Generation ex

France's previous triumphs have shielded both players and coach from too much derision after their embarassing exit, says Neil McCarthy

It is worth underlining just how bad France were. Reigning World Cup champions have frequently dis­appointed, but never to this extent. Despite boasting the leading strikers of the French, Eng­lish and Italian leagues, they didn’t even score a single goal. It was the worst performance of a World Cup holder, surpassing the 1962 winners Brazil, who at least managed to score goals and win one of three matches in 1966.

France had danced in the streets in 1998 and 2000. Not in 2002. From the first match,the public began to abandon their heroes as quick­ly as they had adopted them four years earlier. By the time Denmark had ham­mered home the final nail in coffin, people were al­ready sick of Zidane’s thigh opening the news and the totally inappropriate advertising campaigns boasting France’s superiority. After elimination, the sponsors rolled out the ad­verts they had prepared in case of de­feat, the majority of them just as far off the mark as those that had preceded them. “Thank you, the artists, for coming so close to a second victory,” announced one full-page newspaper ad the following day.

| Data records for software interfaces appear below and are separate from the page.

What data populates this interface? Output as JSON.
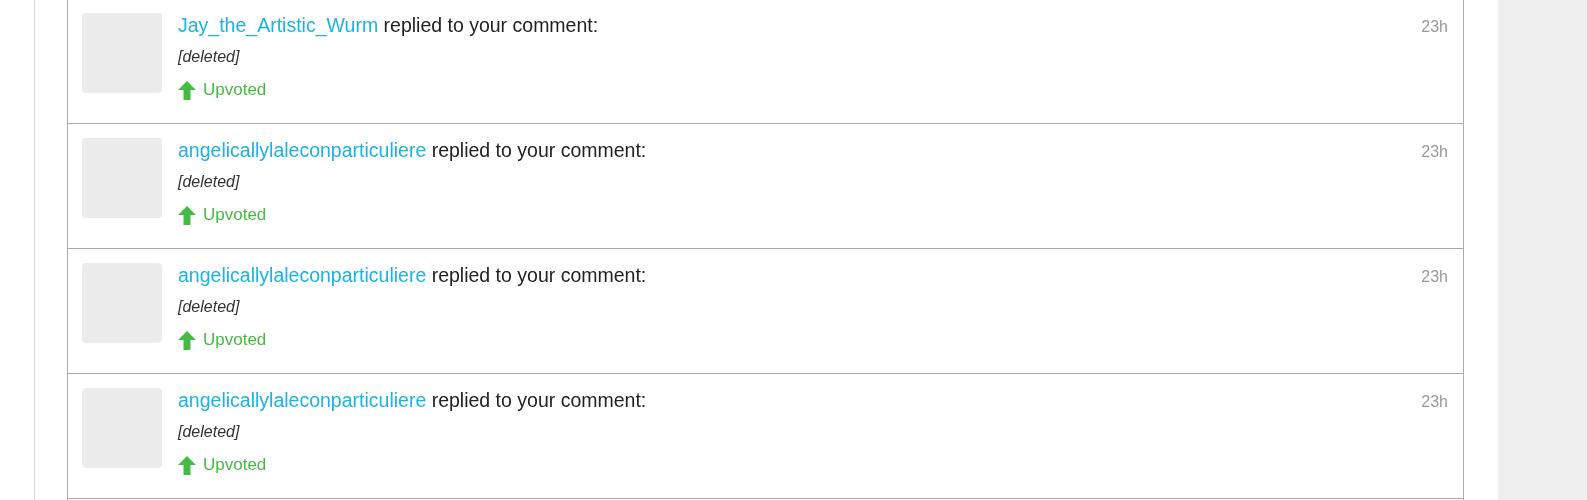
{
  "notifications": [
    {
      "user": "Jay_the_Artistic_Wurm",
      "action": "replied to your comment:",
      "time": "23h",
      "body": "[deleted]",
      "vote": {
        "kind": "upvote",
        "label": "Upvoted"
      }
    },
    {
      "user": "angelicallylaleconparticuliere",
      "action": "replied to your comment:",
      "time": "23h",
      "body": "[deleted]",
      "vote": {
        "kind": "upvote",
        "label": "Upvoted"
      }
    },
    {
      "user": "angelicallylaleconparticuliere",
      "action": "replied to your comment:",
      "time": "23h",
      "body": "[deleted]",
      "vote": {
        "kind": "upvote",
        "label": "Upvoted"
      }
    },
    {
      "user": "angelicallylaleconparticuliere",
      "action": "replied to your comment:",
      "time": "23h",
      "body": "[deleted]",
      "vote": {
        "kind": "upvote",
        "label": "Upvoted"
      }
    }
  ]
}
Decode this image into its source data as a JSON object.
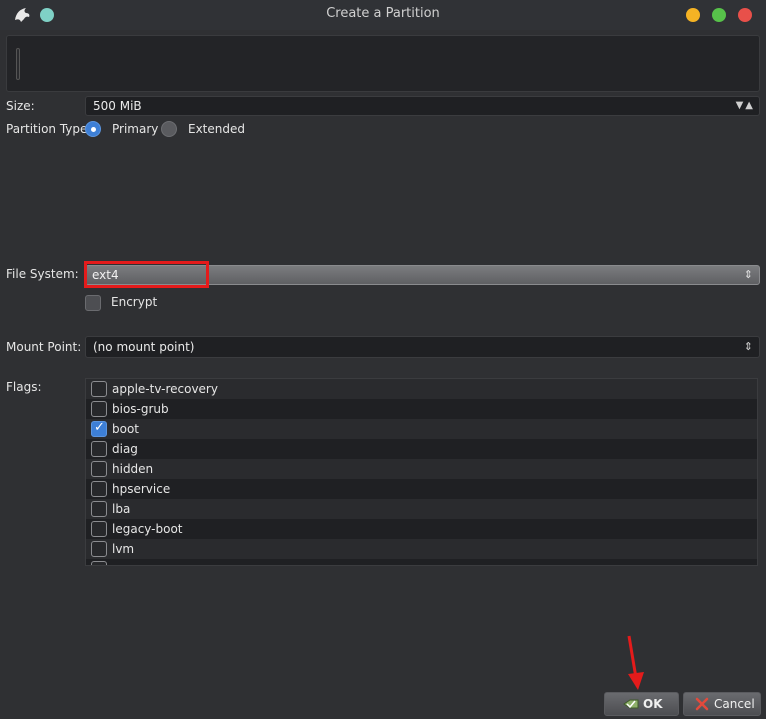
{
  "window": {
    "title": "Create a Partition"
  },
  "size": {
    "label": "Size:",
    "value": "500 MiB"
  },
  "partition_type": {
    "label": "Partition Type:",
    "options": [
      {
        "label": "Primary",
        "selected": true
      },
      {
        "label": "Extended",
        "selected": false
      }
    ]
  },
  "file_system": {
    "label": "File System:",
    "value": "ext4"
  },
  "encrypt": {
    "label": "Encrypt",
    "checked": false
  },
  "mount_point": {
    "label": "Mount Point:",
    "value": "(no mount point)"
  },
  "flags": {
    "label": "Flags:",
    "items": [
      {
        "name": "apple-tv-recovery",
        "checked": false
      },
      {
        "name": "bios-grub",
        "checked": false
      },
      {
        "name": "boot",
        "checked": true
      },
      {
        "name": "diag",
        "checked": false
      },
      {
        "name": "hidden",
        "checked": false
      },
      {
        "name": "hpservice",
        "checked": false
      },
      {
        "name": "lba",
        "checked": false
      },
      {
        "name": "legacy-boot",
        "checked": false
      },
      {
        "name": "lvm",
        "checked": false
      }
    ]
  },
  "buttons": {
    "ok": "OK",
    "cancel": "Cancel"
  },
  "icons": {
    "app": "eagle-icon",
    "ok": "ok-icon",
    "cancel": "cancel-icon",
    "annotation": "red-arrow-icon"
  },
  "colors": {
    "accent": "#3d7fd6",
    "highlight": "#e41b1b",
    "minimize": "#f5b324",
    "maximize": "#57c24a",
    "close": "#e8504a"
  }
}
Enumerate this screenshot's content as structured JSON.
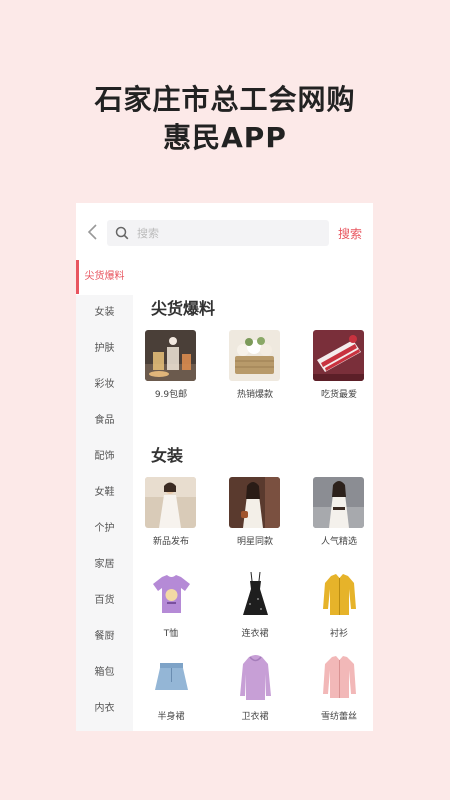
{
  "promo": {
    "line1": "石家庄市总工会网购",
    "line2": "惠民APP"
  },
  "search": {
    "placeholder": "搜索",
    "button_label": "搜索"
  },
  "sidebar": {
    "items": [
      {
        "label": "尖货爆料",
        "active": true
      },
      {
        "label": "女装"
      },
      {
        "label": "护肤"
      },
      {
        "label": "彩妆"
      },
      {
        "label": "食品"
      },
      {
        "label": "配饰"
      },
      {
        "label": "女鞋"
      },
      {
        "label": "个护"
      },
      {
        "label": "家居"
      },
      {
        "label": "百货"
      },
      {
        "label": "餐厨"
      },
      {
        "label": "箱包"
      },
      {
        "label": "内衣"
      }
    ]
  },
  "sections": [
    {
      "title": "尖货爆料",
      "items": [
        {
          "label": "9.9包邮",
          "icon": "drinks-photo"
        },
        {
          "label": "热销爆款",
          "icon": "flower-basket-photo"
        },
        {
          "label": "吃货最爱",
          "icon": "cake-photo"
        }
      ]
    },
    {
      "title": "女装",
      "items": [
        {
          "label": "新品发布",
          "icon": "model-photo"
        },
        {
          "label": "明星同款",
          "icon": "model-photo"
        },
        {
          "label": "人气精选",
          "icon": "model-photo"
        },
        {
          "label": "T恤",
          "icon": "tshirt-icon"
        },
        {
          "label": "连衣裙",
          "icon": "black-dress-icon"
        },
        {
          "label": "衬衫",
          "icon": "shirt-icon"
        },
        {
          "label": "半身裙",
          "icon": "skirt-icon"
        },
        {
          "label": "卫衣裙",
          "icon": "hoodie-icon"
        },
        {
          "label": "雪纺蕾丝",
          "icon": "blouse-icon"
        }
      ]
    }
  ],
  "colors": {
    "accent": "#e8555f",
    "page_background": "#fce9e8",
    "sidebar_background": "#f6f6f7"
  }
}
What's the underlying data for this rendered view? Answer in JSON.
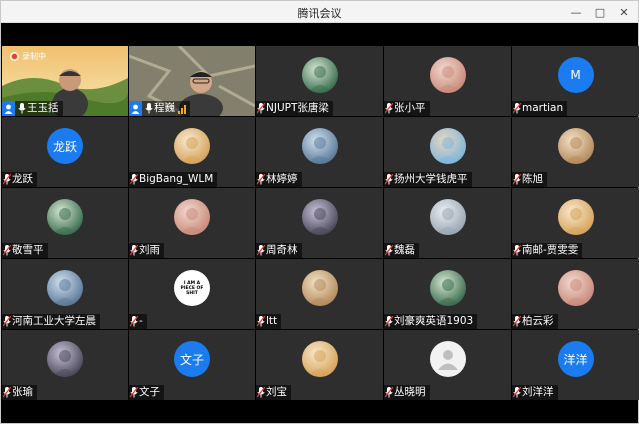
{
  "window": {
    "title": "腾讯会议"
  },
  "tiles": [
    {
      "name": "王玉括",
      "kind": "video-landscape",
      "host": true
    },
    {
      "name": "程巍",
      "kind": "video-map",
      "host": true
    },
    {
      "name": "NJUPT张唐梁",
      "kind": "photo"
    },
    {
      "name": "张小平",
      "kind": "photo"
    },
    {
      "name": "martian",
      "kind": "text",
      "avatar_text": "M"
    },
    {
      "name": "龙跃",
      "kind": "text",
      "avatar_text": "龙跃"
    },
    {
      "name": "BigBang_WLM",
      "kind": "photo"
    },
    {
      "name": "林婷婷",
      "kind": "photo"
    },
    {
      "name": "扬州大学钱虎平",
      "kind": "photo"
    },
    {
      "name": "陈旭",
      "kind": "photo"
    },
    {
      "name": "敬雪平",
      "kind": "photo"
    },
    {
      "name": "刘雨",
      "kind": "photo"
    },
    {
      "name": "周奇林",
      "kind": "photo"
    },
    {
      "name": "魏磊",
      "kind": "photo"
    },
    {
      "name": "南邮-贾雯雯",
      "kind": "photo"
    },
    {
      "name": "河南工业大学左晨",
      "kind": "photo"
    },
    {
      "name": "-",
      "kind": "text-card",
      "avatar_text": "I AM A PIECE OF SHIT"
    },
    {
      "name": "ltt",
      "kind": "photo"
    },
    {
      "name": "刘豪爽英语1903",
      "kind": "photo"
    },
    {
      "name": "柏云彩",
      "kind": "photo"
    },
    {
      "name": "张瑜",
      "kind": "photo"
    },
    {
      "name": "文子",
      "kind": "text",
      "avatar_text": "文子"
    },
    {
      "name": "刘宝",
      "kind": "photo"
    },
    {
      "name": "丛晓明",
      "kind": "person-placeholder"
    },
    {
      "name": "刘洋洋",
      "kind": "text",
      "avatar_text": "洋洋"
    }
  ],
  "recording": {
    "label": "录制中"
  },
  "colors": {
    "accent": "#1a7cf0",
    "tile_bg": "#2e2e2e",
    "record": "#e53935",
    "signal": "#f5a623"
  }
}
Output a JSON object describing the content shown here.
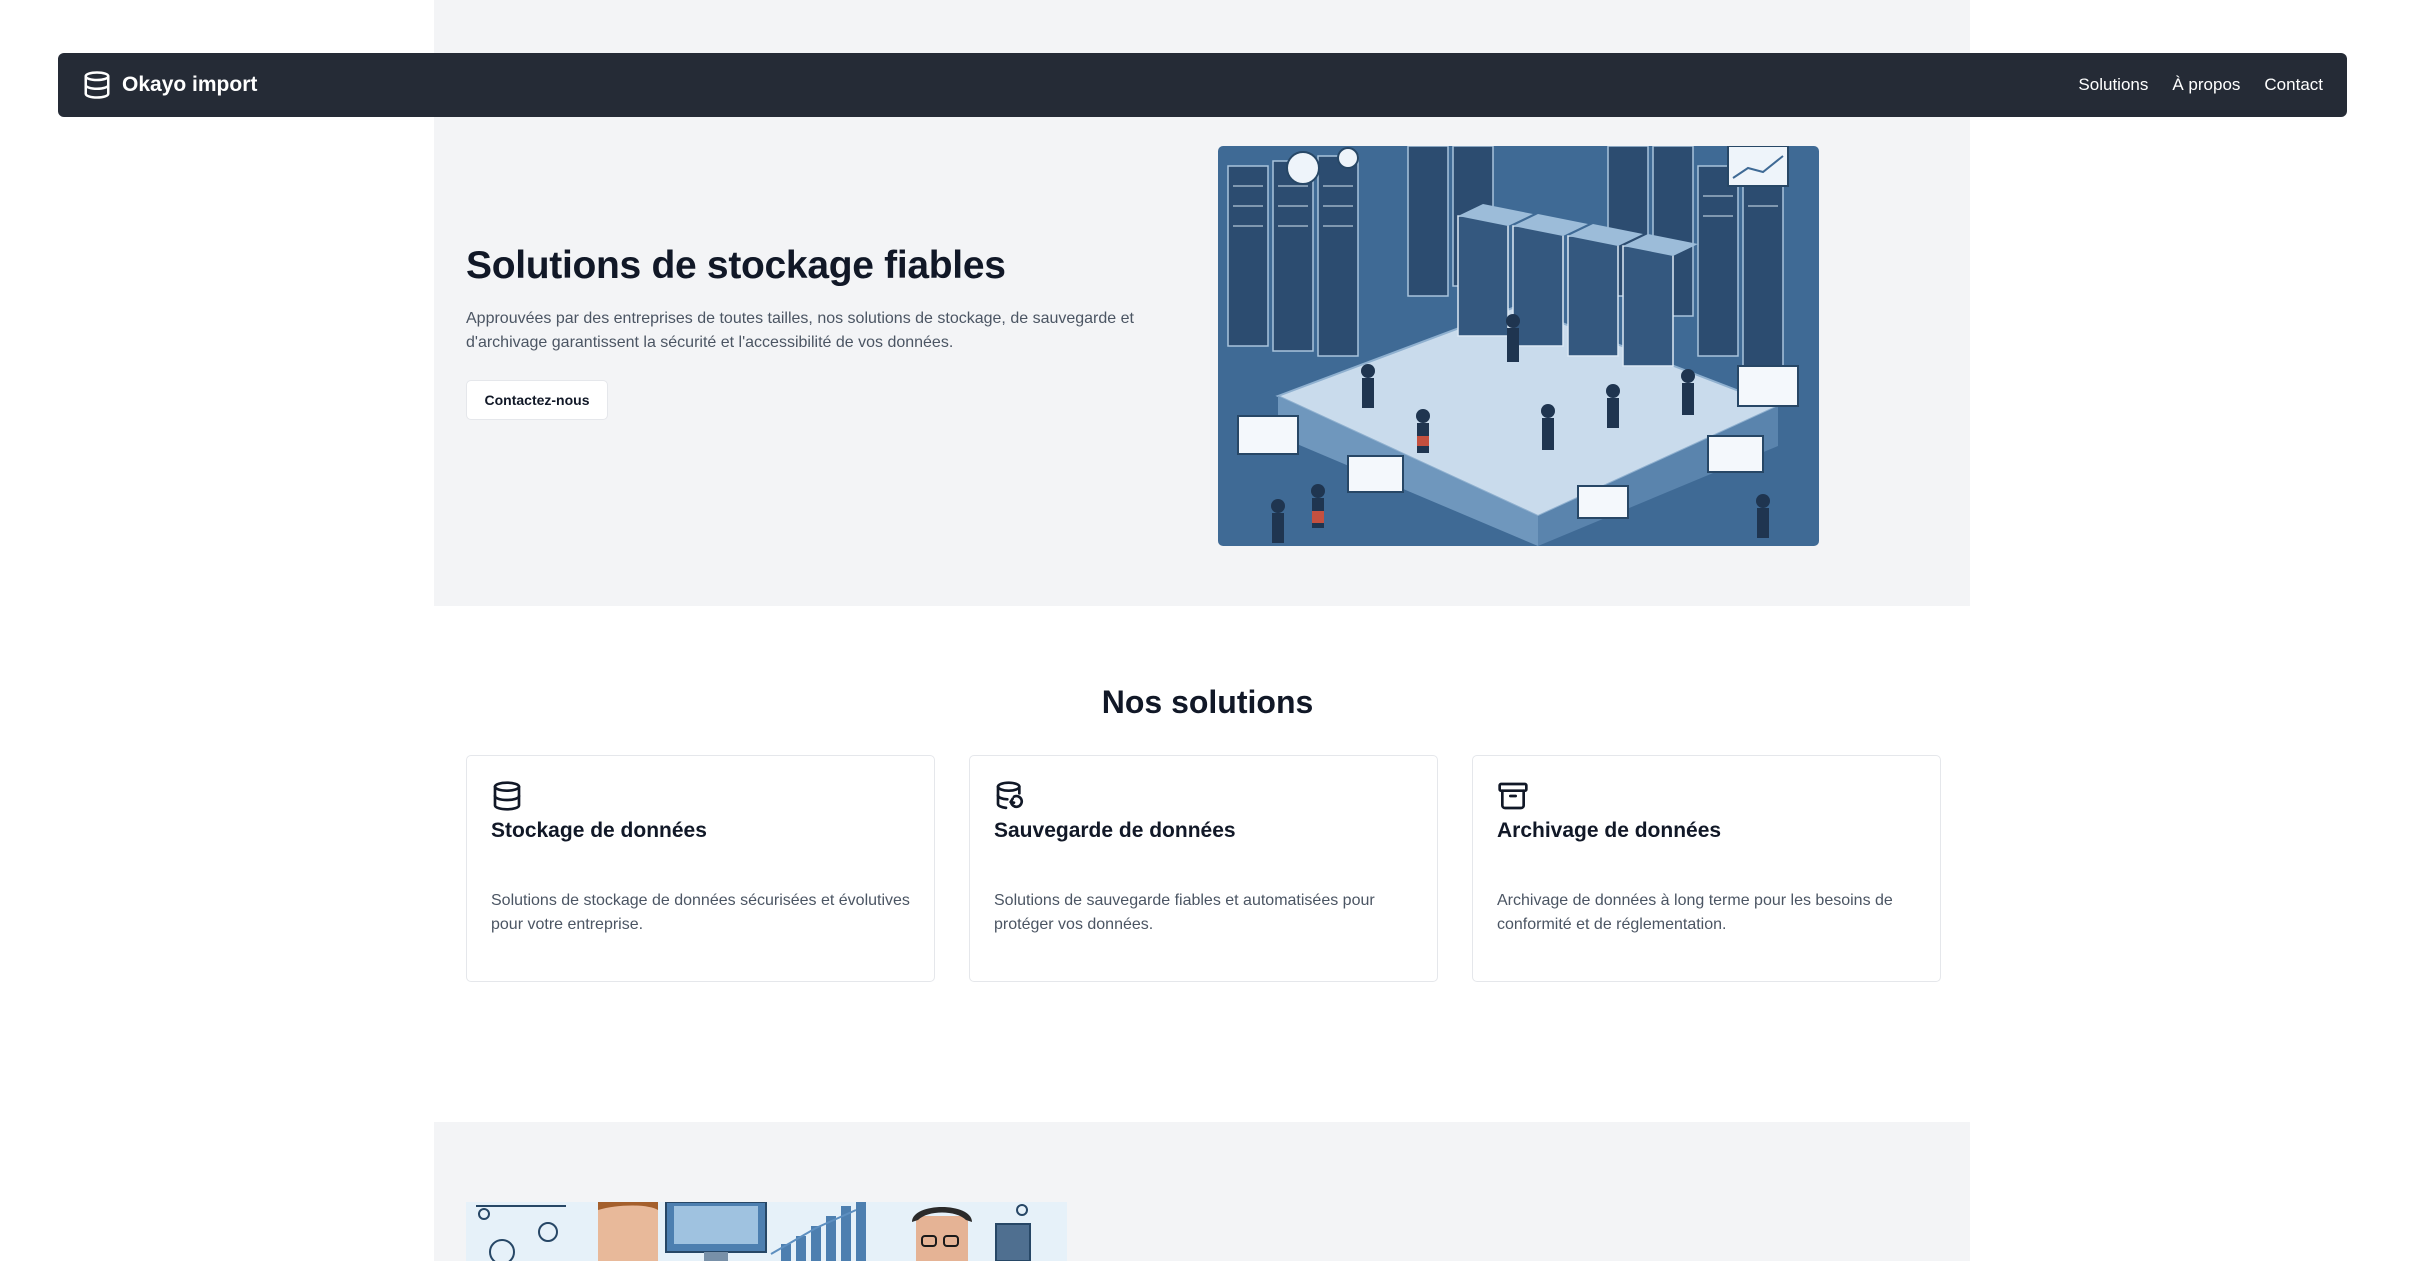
{
  "nav": {
    "brand": "Okayo import",
    "brand_icon": "database-icon",
    "links": [
      "Solutions",
      "À propos",
      "Contact"
    ]
  },
  "hero": {
    "title": "Solutions de stockage fiables",
    "description": "Approuvées par des entreprises de toutes tailles, nos solutions de stockage, de sauvegarde et d'archivage garantissent la sécurité et l'accessibilité de vos données.",
    "button": "Contactez-nous"
  },
  "solutions": {
    "title": "Nos solutions",
    "cards": [
      {
        "icon": "database-icon",
        "title": "Stockage de données",
        "description": "Solutions de stockage de données sécurisées et évolutives pour votre entreprise."
      },
      {
        "icon": "database-backup-icon",
        "title": "Sauvegarde de données",
        "description": "Solutions de sauvegarde fiables et automatisées pour protéger vos données."
      },
      {
        "icon": "archive-icon",
        "title": "Archivage de données",
        "description": "Archivage de données à long terme pour les besoins de conformité et de réglementation."
      }
    ]
  },
  "colors": {
    "navbar": "#252b36",
    "section_bg": "#f3f4f6",
    "text_dark": "#111827",
    "text_muted": "#4b5563",
    "illustration_blue": "#4f7ea8"
  }
}
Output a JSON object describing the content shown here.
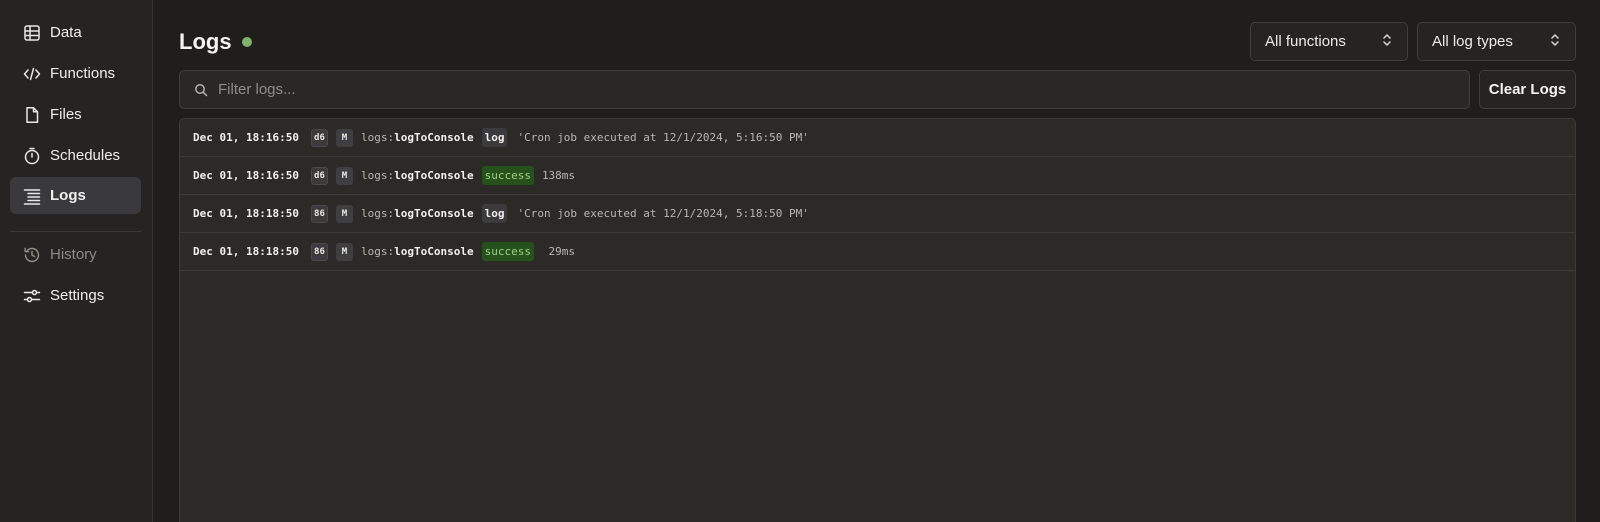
{
  "sidebar": {
    "items": [
      {
        "label": "Data",
        "icon": "table-icon"
      },
      {
        "label": "Functions",
        "icon": "code-icon"
      },
      {
        "label": "Files",
        "icon": "file-icon"
      },
      {
        "label": "Schedules",
        "icon": "stopwatch-icon"
      },
      {
        "label": "Logs",
        "icon": "list-icon",
        "active": true
      },
      {
        "label": "History",
        "icon": "history-icon",
        "muted": true
      },
      {
        "label": "Settings",
        "icon": "sliders-icon"
      }
    ]
  },
  "header": {
    "title": "Logs",
    "status_color": "#7fb26a"
  },
  "filters": {
    "functions_select": "All functions",
    "log_types_select": "All log types"
  },
  "search": {
    "placeholder": "Filter logs..."
  },
  "toolbar": {
    "clear_label": "Clear Logs"
  },
  "logs": [
    {
      "time": "Dec 01, 18:16:50",
      "id": "d6",
      "type": "M",
      "prefix": "logs:",
      "fn": "logToConsole",
      "tag": "log",
      "message": "'Cron job executed at 12/1/2024, 5:16:50 PM'"
    },
    {
      "time": "Dec 01, 18:16:50",
      "id": "d6",
      "type": "M",
      "prefix": "logs:",
      "fn": "logToConsole",
      "tag": "success",
      "message": "138ms"
    },
    {
      "time": "Dec 01, 18:18:50",
      "id": "86",
      "type": "M",
      "prefix": "logs:",
      "fn": "logToConsole",
      "tag": "log",
      "message": "'Cron job executed at 12/1/2024, 5:18:50 PM'"
    },
    {
      "time": "Dec 01, 18:18:50",
      "id": "86",
      "type": "M",
      "prefix": "logs:",
      "fn": "logToConsole",
      "tag": "success",
      "message": " 29ms"
    }
  ]
}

WSC may have announced “France will be pap” on their front cover two months ago, but no one in France even considered the possibility. There was therefore much difficulty coming to terms with the crushing defeat. Players on their way back to earlier-than-ex­pected holidays, offered the same, lame excuses of “bad luck”, “too many matches” and “refereeing decisions”. Those with something interesting to say, notably Thi­erry Henry, Philippe Christanval and Willy Sagnol, said nothing. Faithful and united to the last, not one had anything nasty to say, in public at least, against a fellow-player or against the coach, Roger Le­merre.

While you could walk into any bar in France and hear “Lemerre is an idiot”, “Djorkaeff and Dugarry are over the hill”, “Leboeuf always was crap”, and so on, it was hard to find anyone in French football who would be so brutal in public. Auxerre coach Guy Roux, a critic of most things in the national set-up, argued that France were “physically, technically, tactically and men­tally under par”. However, he also refused to blame Lemerre and said he should carry on in the job. Rolland Courbis, another coach us­ually good for a hot-headed reaction, had a similar reaction: “It wasn’t Roger Lemerre who screwed up these finals, but the whole group.” Like many, he questioned the federation’s dec­ision to play a friendly against South Korea just before the finals, a match France won 3-2, but which also saw the catastrophic injury to Zidane.

It was to such an atmosphere that Lemerre returned to France on June 14 and pointedly refused to re­sign at a meeting with the federation, despite the fact that it was obviously organised in anticipation of this event. Aimé Jacquet, benefactor of Lemerre’s legacy in 1998, and still nat­ional director of football, even refused to return from Korea to attend. Unofficially, Lemerre was given until July 5 to decide on his own future, a choice complicated by Zinedine Zidane’s more recent call for people to stop blaming Lemerre. “For two years we fol­lowed his line, we won and no one said anything. Two more years, we lose, and even though he has al­ways followed the same line, he is criticised.”

The truth is that the team has offered so much to French football in the past years that few want to be involved in the necessary autopsy of defeat. The near­est thing to a tabloid newspaper in France, Le Parisien, has started in its own fashion, revealing alleged med­ical errors, prostitutes in the French team’s hotel, a captain too involved in sponsorship deals to lead his men, Thierry Henry falling out with Le­merre and the rest of the squad. Behind the scenes, though, it appears that only Michel Platini, recently appointed as vice-president of the FFF, is big enough to pull out the knives and use them for a proper post-mortem. He wants Le­merre’s head and expects a major part in choosing and attracting his replacement.

In many ways the spectacular manner of France’s fall may be a blessing. It will allow for a com­plete over­haul without necessarily changing the sys­tem behind the current crop of players. You may not of heard of, for example, Landreau, Boumsong, Mexes, Bréchet and Meriem yet, but they were all in the France team that reached the final of the Under-21 European championship. One generation of French footballers may be finished, but another is ready to take its place.

They probably won’t be ready for Euro 2004, but at the end of the next World Cup in Germany we may yet see millions of French supporters dancing in the streets again. Lemerre, famous for saying that “What­ever hap­pens I will always be France’s first supporter”, may just be among them. Then again, he also said “If my hat knew for whom I voted, I would eat my hat,” so you never know.

From WSC 186 August 2002. What was happening this month